I'm back with Frans again. Somehow I get the feeling he may never leave me. The topic of the day is my post on the uses and abuses of English. The real problem arises for bloggers whose first language isn't English. I think this has to be a real dilemna. Frans writes to me:
In relation to your posts on language I must admit that my “Sorry-page” (for not writing in English) was one of the first I wrote for my website: more than a year before I discovered the phenomenon of web logs altogether and written while I had some hope that maybe later I could maintain a website in both English and Dutch. The last few months I have been searching for Dutch blogs on economy and/or politics of sufficient quality. In vain. So I was thinking already of switching to English for my site. Partly thanks to your site I discovered the “realm” of English blogs of quality. Your posts make me give more serious consideration to the idea of switching. I might lose some of the already small number of visitors and now wonder if I should worry about losing readers who would be deterred by my (inevitably simple) English.This question refers to a dilemma that is closely related to a second core element of my thinking and (intended) writings; on the decline of political parties, dominance (-still-!) of ideologies in politics, democracy, television and populism. My way out of this dilemma is a proposal for more independent politicians (emphasis on more or independent) and indirect elections.
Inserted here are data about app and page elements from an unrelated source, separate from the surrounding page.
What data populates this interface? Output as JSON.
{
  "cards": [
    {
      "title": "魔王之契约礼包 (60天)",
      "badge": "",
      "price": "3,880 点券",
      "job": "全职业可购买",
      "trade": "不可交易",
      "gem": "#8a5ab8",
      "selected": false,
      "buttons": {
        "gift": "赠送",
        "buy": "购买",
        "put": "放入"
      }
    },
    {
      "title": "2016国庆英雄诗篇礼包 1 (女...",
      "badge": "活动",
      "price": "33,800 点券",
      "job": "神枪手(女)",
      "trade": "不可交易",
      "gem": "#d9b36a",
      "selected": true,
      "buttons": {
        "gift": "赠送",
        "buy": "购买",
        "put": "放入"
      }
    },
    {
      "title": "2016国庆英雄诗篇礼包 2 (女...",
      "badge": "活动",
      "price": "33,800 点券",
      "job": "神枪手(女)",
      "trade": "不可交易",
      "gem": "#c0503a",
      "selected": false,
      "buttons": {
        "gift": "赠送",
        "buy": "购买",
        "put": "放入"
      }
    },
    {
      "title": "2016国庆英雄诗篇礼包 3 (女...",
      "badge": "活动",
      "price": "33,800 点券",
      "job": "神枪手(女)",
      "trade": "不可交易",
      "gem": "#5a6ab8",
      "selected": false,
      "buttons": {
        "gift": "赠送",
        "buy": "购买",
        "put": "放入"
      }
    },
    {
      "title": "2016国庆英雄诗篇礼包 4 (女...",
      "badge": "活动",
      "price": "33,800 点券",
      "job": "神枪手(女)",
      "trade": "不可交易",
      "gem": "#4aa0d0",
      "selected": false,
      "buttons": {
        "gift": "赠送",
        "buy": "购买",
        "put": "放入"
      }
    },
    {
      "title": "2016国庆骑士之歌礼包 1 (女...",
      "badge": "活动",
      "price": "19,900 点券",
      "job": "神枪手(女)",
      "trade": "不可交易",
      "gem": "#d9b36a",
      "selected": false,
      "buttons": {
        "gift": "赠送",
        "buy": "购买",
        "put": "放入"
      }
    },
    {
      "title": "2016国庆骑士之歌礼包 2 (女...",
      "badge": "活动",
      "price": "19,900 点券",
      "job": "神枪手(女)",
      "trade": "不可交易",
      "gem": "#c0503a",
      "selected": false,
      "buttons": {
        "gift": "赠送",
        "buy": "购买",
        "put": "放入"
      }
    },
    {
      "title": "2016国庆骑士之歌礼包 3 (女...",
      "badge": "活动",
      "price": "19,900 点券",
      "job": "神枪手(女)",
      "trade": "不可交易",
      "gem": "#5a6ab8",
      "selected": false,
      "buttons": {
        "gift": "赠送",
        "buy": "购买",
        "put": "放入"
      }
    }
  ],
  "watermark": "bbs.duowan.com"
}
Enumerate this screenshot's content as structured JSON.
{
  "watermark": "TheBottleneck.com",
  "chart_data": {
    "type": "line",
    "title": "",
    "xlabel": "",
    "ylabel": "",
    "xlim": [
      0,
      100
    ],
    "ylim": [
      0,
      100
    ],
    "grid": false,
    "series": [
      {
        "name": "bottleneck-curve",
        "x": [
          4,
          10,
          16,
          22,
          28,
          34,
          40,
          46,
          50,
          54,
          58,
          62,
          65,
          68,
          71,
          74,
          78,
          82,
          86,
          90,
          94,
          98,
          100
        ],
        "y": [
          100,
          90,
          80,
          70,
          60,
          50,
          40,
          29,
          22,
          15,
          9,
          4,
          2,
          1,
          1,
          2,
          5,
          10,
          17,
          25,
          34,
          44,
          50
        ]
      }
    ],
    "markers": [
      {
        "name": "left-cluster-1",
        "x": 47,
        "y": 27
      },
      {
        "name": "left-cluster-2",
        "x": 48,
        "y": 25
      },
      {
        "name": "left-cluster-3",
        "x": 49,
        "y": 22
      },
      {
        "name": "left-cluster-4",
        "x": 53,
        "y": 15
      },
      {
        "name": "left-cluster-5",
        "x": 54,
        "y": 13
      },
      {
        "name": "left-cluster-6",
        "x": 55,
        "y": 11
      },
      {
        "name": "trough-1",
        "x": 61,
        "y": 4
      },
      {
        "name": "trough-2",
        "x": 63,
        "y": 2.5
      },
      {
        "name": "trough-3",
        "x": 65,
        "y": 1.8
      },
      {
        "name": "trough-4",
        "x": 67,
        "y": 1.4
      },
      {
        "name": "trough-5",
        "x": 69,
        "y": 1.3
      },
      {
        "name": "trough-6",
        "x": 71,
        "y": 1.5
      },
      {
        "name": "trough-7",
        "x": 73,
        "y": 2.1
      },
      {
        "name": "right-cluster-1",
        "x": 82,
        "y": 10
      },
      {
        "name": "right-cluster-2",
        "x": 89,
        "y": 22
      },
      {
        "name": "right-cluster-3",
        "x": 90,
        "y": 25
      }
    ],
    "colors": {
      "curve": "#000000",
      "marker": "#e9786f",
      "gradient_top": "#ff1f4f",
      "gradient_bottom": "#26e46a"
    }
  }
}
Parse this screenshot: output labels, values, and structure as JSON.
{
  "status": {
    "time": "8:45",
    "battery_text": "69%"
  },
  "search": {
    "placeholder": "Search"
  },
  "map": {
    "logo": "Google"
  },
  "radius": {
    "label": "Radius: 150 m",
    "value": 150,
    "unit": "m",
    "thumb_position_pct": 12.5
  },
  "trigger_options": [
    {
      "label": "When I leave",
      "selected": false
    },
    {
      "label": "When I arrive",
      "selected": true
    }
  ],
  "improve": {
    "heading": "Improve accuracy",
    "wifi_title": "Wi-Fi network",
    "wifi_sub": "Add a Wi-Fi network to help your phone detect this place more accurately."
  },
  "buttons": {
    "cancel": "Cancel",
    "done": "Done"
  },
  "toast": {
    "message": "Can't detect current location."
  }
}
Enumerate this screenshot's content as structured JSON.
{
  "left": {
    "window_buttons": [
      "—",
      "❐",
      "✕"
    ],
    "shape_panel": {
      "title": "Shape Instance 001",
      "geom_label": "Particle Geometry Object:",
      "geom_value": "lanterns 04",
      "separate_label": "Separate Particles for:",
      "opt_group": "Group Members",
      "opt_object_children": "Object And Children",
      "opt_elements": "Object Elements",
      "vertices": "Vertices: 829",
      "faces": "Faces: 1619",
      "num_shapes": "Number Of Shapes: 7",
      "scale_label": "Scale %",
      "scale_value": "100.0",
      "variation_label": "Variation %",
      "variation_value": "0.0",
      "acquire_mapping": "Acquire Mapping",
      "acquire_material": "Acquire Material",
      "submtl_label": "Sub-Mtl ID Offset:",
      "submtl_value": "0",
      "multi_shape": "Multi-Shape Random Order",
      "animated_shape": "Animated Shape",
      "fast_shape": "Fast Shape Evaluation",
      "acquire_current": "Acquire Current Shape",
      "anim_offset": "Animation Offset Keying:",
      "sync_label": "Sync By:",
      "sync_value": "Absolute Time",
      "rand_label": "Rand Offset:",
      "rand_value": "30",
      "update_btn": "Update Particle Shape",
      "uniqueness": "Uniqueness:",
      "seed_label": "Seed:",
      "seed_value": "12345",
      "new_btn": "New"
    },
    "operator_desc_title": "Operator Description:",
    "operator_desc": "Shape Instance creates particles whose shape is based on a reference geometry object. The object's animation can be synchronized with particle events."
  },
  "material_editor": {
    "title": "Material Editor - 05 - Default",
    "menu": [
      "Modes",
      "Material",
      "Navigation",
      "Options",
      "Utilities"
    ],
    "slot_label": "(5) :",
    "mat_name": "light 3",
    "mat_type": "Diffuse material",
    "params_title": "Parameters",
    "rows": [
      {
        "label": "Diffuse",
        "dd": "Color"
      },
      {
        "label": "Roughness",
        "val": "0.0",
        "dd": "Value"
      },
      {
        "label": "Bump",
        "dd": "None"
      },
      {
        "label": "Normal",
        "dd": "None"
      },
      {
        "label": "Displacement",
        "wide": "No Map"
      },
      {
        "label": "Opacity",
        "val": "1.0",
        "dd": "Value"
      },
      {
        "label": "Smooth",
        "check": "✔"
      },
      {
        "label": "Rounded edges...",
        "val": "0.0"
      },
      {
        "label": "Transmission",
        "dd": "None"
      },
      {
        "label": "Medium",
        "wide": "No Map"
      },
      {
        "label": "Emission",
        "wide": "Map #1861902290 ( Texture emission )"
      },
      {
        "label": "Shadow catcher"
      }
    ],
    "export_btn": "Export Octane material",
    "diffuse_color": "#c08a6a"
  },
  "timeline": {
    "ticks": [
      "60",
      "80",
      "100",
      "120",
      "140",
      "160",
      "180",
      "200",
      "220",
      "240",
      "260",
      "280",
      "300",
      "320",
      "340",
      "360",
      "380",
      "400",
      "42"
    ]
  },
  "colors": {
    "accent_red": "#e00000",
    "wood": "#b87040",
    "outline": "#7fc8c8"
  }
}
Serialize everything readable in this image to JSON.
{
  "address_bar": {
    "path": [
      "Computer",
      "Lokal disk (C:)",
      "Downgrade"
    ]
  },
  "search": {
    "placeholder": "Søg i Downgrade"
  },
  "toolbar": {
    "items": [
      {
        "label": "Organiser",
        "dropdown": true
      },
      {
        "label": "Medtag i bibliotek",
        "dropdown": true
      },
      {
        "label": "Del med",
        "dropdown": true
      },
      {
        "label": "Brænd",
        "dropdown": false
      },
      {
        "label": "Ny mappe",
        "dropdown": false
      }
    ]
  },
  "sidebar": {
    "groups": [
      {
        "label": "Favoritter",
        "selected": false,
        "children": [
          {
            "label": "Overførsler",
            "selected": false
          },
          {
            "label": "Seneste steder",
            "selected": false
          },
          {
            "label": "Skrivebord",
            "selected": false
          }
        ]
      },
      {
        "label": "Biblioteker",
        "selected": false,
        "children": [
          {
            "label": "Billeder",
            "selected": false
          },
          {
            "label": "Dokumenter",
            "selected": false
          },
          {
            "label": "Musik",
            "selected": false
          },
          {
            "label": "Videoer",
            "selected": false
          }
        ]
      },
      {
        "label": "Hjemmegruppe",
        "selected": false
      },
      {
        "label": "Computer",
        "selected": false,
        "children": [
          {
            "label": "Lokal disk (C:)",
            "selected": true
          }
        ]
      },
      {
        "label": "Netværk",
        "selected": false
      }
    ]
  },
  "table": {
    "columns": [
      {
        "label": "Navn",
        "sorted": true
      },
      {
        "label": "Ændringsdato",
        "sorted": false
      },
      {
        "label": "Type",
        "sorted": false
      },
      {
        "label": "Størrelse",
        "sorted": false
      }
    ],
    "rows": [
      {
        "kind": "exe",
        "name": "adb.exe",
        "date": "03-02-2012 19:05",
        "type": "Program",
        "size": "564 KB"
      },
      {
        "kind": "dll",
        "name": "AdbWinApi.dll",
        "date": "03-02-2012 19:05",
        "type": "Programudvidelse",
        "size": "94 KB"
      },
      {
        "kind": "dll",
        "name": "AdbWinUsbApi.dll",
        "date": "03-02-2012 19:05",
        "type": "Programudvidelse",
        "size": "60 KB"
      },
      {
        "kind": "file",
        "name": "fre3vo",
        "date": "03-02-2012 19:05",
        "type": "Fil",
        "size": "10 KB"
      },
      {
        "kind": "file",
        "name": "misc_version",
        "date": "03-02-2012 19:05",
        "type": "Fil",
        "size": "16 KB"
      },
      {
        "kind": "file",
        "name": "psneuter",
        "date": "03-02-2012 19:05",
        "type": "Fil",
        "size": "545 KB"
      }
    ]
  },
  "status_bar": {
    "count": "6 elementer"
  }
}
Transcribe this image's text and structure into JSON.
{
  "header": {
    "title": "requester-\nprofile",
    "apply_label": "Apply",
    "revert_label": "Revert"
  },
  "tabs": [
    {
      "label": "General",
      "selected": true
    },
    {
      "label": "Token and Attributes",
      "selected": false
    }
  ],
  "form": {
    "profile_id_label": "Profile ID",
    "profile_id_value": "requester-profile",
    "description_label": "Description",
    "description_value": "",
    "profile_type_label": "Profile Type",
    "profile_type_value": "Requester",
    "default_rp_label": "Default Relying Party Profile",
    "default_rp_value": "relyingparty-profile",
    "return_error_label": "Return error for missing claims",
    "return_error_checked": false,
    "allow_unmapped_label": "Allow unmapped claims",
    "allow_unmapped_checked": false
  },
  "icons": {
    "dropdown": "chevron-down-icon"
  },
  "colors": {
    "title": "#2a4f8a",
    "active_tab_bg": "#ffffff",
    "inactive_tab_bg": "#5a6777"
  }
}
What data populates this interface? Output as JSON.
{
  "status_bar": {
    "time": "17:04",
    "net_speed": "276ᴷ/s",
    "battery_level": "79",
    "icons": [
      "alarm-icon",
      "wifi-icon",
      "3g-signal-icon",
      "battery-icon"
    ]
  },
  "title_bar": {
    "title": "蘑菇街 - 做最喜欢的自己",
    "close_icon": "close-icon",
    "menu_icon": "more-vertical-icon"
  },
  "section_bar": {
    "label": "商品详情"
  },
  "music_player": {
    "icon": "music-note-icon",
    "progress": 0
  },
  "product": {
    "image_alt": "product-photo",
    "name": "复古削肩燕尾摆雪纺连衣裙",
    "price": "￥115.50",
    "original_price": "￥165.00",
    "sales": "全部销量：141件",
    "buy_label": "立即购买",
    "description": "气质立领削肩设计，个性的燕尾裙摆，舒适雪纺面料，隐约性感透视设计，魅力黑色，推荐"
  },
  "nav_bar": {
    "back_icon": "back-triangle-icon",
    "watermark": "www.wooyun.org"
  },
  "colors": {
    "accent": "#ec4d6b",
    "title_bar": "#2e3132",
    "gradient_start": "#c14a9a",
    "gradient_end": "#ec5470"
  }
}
What Frans is explaining here is the increasing returns, power-law structure problem. If he switches to English he'll lose the small number of Dutch visitors, and gain some English ones. But the big loser will be dutch web-logging, since there will be one less voice there, Henry would probably call this a classic polya-urn process, one less red ball. I don't know what to tell him. I have to let you all in on a little secret, I would really like to maintain a Catalan weblog, but where would I find the time (does this man never sleep!). My, pragmatic, solution is to hope one day that I can persuade a friend to start one and let me post. (I suppose that's really what I will suggest to Frans, that he keeps the Dutch one going, one day there will be more readers in Holland(!!!), and send me over some 'un-smooth' material to post for him).
But why do I call Frans my European-conscience alter-ego? Because, as must be obvious, I have taken a strong stand in favour of some things we Europeans can learn from our US neighbours across the Atlantic. In particular I like the attitude to change, to IT, to the small guy or gal getting a chance, to the 'free' dimension of the internet (oh, I know this is under threat, but we aren't there yet, by any means), to openness of information, to the Fed over the ECB, to Amazon over Bertellsman, to Yahoo over Terra Lycos etc etc etc. In particular, I think we Europeans are far too ensconced in our 'nationalities' and not sufficiently open to the problem of adapting our identities. This issue becomes especially sharp in the area of immigration, and in this sense the American identity - with its appreciation of the strength of diversity - must be far better adapted to the realities of the modern global world: in particular the global world in which some societies are ageing rapidly while others have a superabundance of children. We need to read our Axelrod, and understand the strategic benefits of cooperation and sharing.
I think it is no accident that Paul Krugman spends most of his time criticising contemporary American society and lauding the benefits of being Mario Monte, or being French, while I rail against the ECB and the French, and laud the land of Jefferson. It is a question of perspective. It is always easier to defend home and criticise abroad, so those who seek the more rugged paths criticise home and defend abroad. This is where I need people like Frans, to remind me of who I am, and to remind me that we can, all of us, stretch an argument too far.
One last point about Frans. His remarks about ideology. Here I am in 100% with him. Blogging is about diversity. Truths in blogging are not one but many. This is our selection advantage. This is why, among other reasons, I have a soft spot for the Farrell's of this world, not because I agree with them (in some ways we couldn't be farther apart) but because the Blogosphere is richer for their presence.